In 2012, a shocking 22,000 African elephants were slaughtered for their tusks, with some even hacked off while the elephant was still breathing.
Indeed, it is market demand for ivory that fuels elephant poaching, which not only brutally kills thousands every year, but also hampers entire ecosystems as elephants are a vital keystone species.
However, it looks like the world is getting more serious about elephant protection and the poaching epidemic — finally!
In November 2013, the U.S. stepped up to the plate and destroyed its entire stockpile confiscated ivory. Then, in December 2013, China along with 29 other nations (including the U.S.) signed an agreement to adopt 14 measures that would criminalize poaching and ensure better protection of elephants and other wildlife crime victims such as rhinos.
A month later, in January 2014, China took a page from the U.S. and destroyed six tons of illegal ivory from their stockpile – a move many applauded as prior to it, China had taken few public steps to deter poaching and the ivory trade.
Now, just a month later, Hong Kong has announced its plans to destroy 28 tons of its ivory stockpile, which is one of the largest in the world – amounting to nearly 32.4 tons over the past 10 years, Associated Press reports via ABC News.
Even though China has the largest ivory market by far, Hong Kong has developed into a major transshipment area for illegal ivory, where it is then transported right into mainland China.
This is why Hong Kong’s destruction of ivory is definitely something to celebrate as it will send a clear message to ivory collectors, traders, and poachers that ivory is on its way out and is diminishing in both value and widespread acceptance.
As African Wildlife Foundation CEO Dr. Patrick Bergin said in a statement, “The culture of ivory worship in Hong Kong is deep-rooted and centuries-old, which makes the decision to destroy any ivory … that much more extraordinary.

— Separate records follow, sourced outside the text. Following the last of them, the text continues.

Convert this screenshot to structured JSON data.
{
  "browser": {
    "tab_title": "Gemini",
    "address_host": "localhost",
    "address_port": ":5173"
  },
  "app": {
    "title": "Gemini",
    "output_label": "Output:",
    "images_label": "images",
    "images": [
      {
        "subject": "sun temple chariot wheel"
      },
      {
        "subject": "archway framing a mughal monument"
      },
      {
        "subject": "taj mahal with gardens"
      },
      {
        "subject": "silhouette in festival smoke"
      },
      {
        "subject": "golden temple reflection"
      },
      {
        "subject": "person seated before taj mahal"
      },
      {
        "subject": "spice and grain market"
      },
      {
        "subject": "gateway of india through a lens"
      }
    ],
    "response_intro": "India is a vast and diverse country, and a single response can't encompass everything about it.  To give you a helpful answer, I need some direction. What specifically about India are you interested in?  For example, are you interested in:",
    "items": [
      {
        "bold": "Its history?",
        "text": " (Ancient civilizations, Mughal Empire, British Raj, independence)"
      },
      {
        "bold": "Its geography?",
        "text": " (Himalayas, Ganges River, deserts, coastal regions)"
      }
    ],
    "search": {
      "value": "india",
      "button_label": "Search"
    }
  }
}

The public destruction of Hong Kong’s stockpile will raise awareness among ivory collectors and those who aspire to own ivory that their coveted product has a dark side, one that is connected to wholesale elephant slaughter, civil unrest, terrorism, and a complex supply network of criminals and corrupted officials.”

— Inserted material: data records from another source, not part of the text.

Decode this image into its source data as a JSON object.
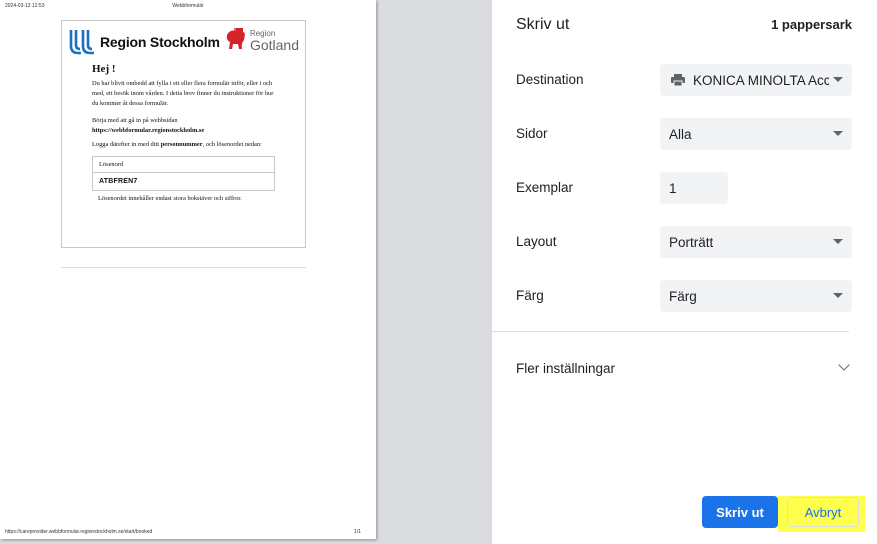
{
  "preview": {
    "header_timestamp": "2024-03-13 12:53",
    "header_title": "Webbformulär",
    "footer_url": "https://careprovider.webbformular.regionstockholm.se/start/booked",
    "footer_page": "1/1",
    "logo_left": "Region Stockholm",
    "logo_right_line1": "Region",
    "logo_right_line2": "Gotland",
    "greeting": "Hej !",
    "para1": "Du har blivit ombedd att fylla i ett eller flera formulär inför, eller i och med, ett besök inom vården. I detta brev finner du instruktioner för hur du kommer åt dessa formulär.",
    "para2_line1": "Börja med att gå in på webbsidan",
    "para2_url": "https://webbformular.regionstockholm.se",
    "para3_pre": "Logga därefter in med ditt ",
    "para3_bold": "personnummer",
    "para3_post": ", och lösenordet nedan:",
    "password_label": "Lösenord",
    "password_value": "ATBFREN7",
    "password_note": "Lösenordet innehåller endast stora bokstäver och siffror."
  },
  "panel": {
    "title": "Skriv ut",
    "sheet_count": "1 pappersark",
    "destination": {
      "label": "Destination",
      "value": "KONICA MINOLTA Acc"
    },
    "pages": {
      "label": "Sidor",
      "value": "Alla"
    },
    "copies": {
      "label": "Exemplar",
      "value": "1"
    },
    "layout": {
      "label": "Layout",
      "value": "Porträtt"
    },
    "color": {
      "label": "Färg",
      "value": "Färg"
    },
    "more_settings": "Fler inställningar",
    "print_button": "Skriv ut",
    "cancel_button": "Avbryt"
  },
  "colors": {
    "accent": "#1a73e8",
    "highlight": "#ffff2e",
    "preview_bg": "#dadce0",
    "select_bg": "#f1f3f4"
  }
}
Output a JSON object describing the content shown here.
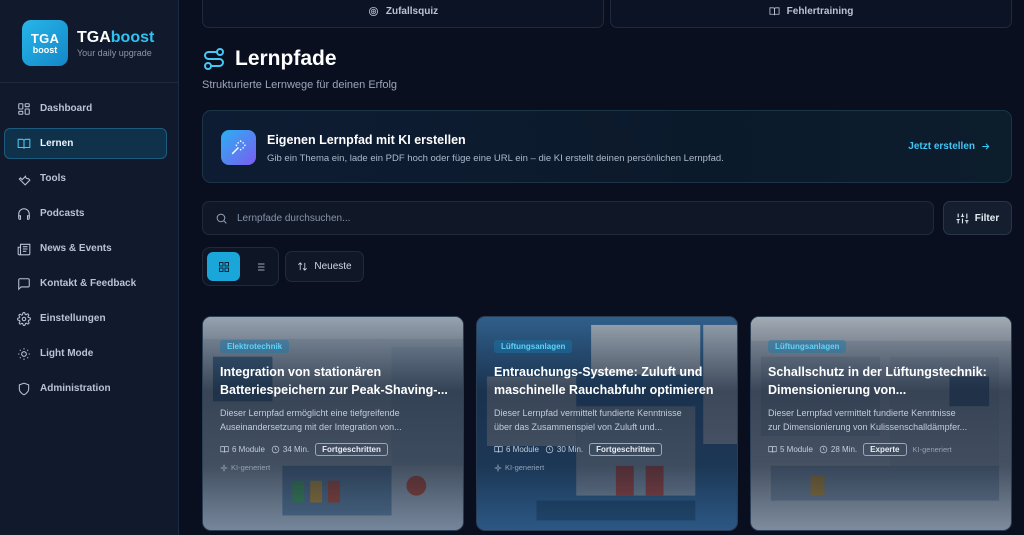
{
  "brand": {
    "logo_line1": "TGA",
    "logo_line2": "boost",
    "name_part1": "TGA",
    "name_part2": "boost",
    "tagline": "Your daily upgrade"
  },
  "sidebar": {
    "items": [
      {
        "label": "Dashboard",
        "icon": "dashboard-icon"
      },
      {
        "label": "Lernen",
        "icon": "book-icon",
        "active": true
      },
      {
        "label": "Tools",
        "icon": "wrench-icon"
      },
      {
        "label": "Podcasts",
        "icon": "headphones-icon"
      },
      {
        "label": "News & Events",
        "icon": "newspaper-icon"
      },
      {
        "label": "Kontakt & Feedback",
        "icon": "message-icon"
      },
      {
        "label": "Einstellungen",
        "icon": "gear-icon"
      },
      {
        "label": "Light Mode",
        "icon": "sun-icon"
      },
      {
        "label": "Administration",
        "icon": "shield-icon"
      }
    ]
  },
  "top_buttons": {
    "quiz": "Zufallsquiz",
    "errors": "Fehlertraining"
  },
  "page": {
    "title": "Lernpfade",
    "subtitle": "Strukturierte Lernwege für deinen Erfolg"
  },
  "ai_card": {
    "title": "Eigenen Lernpfad mit KI erstellen",
    "description": "Gib ein Thema ein, lade ein PDF hoch oder füge eine URL ein – die KI erstellt deinen persönlichen Lernpfad.",
    "cta": "Jetzt erstellen"
  },
  "search": {
    "placeholder": "Lernpfade durchsuchen..."
  },
  "filter_label": "Filter",
  "sort_label": "Neueste",
  "cards": [
    {
      "tag": "Elektrotechnik",
      "title": "Integration von stationären\nBatteriespeichern zur Peak-Shaving-...",
      "description": "Dieser Lernpfad ermöglicht eine tiefgreifende\nAuseinandersetzung mit der Integration von...",
      "modules": "6 Module",
      "duration": "34 Min.",
      "level": "Fortgeschritten",
      "generated": "KI-generiert"
    },
    {
      "tag": "Lüftungsanlagen",
      "title": "Entrauchungs-Systeme: Zuluft und\nmaschinelle Rauchabfuhr optimieren",
      "description": "Dieser Lernpfad vermittelt fundierte Kenntnisse\nüber das Zusammenspiel von Zuluft und...",
      "modules": "6 Module",
      "duration": "30 Min.",
      "level": "Fortgeschritten",
      "generated": "KI-generiert"
    },
    {
      "tag": "Lüftungsanlagen",
      "title": "Schallschutz in der Lüftungstechnik:\nDimensionierung von...",
      "description": "Dieser Lernpfad vermittelt fundierte Kenntnisse\nzur Dimensionierung von Kulissenschalldämpfer...",
      "modules": "5 Module",
      "duration": "28 Min.",
      "level": "Experte",
      "generated": "KI-generiert"
    }
  ],
  "colors": {
    "accent": "#2fc3f2",
    "background": "#0a0f1f",
    "sidebar": "#111a2c"
  }
}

Hong Kong’s ivory burn will be done in three batches — the first starting in June, and subsequent batches to follow over the next year or two.
While Hong Kong’s decision should certainly be applauded, we must not lose sight of the bigger goal: an end to poaching for good, which means strong laws and enforcement, effective anti-ivory purchase campaigns, and a shutdown of ivory carving factories. As the saying goes, “When the buying stops, the killing can too.”
Image source: USFWS Mountain Prairie / Flickr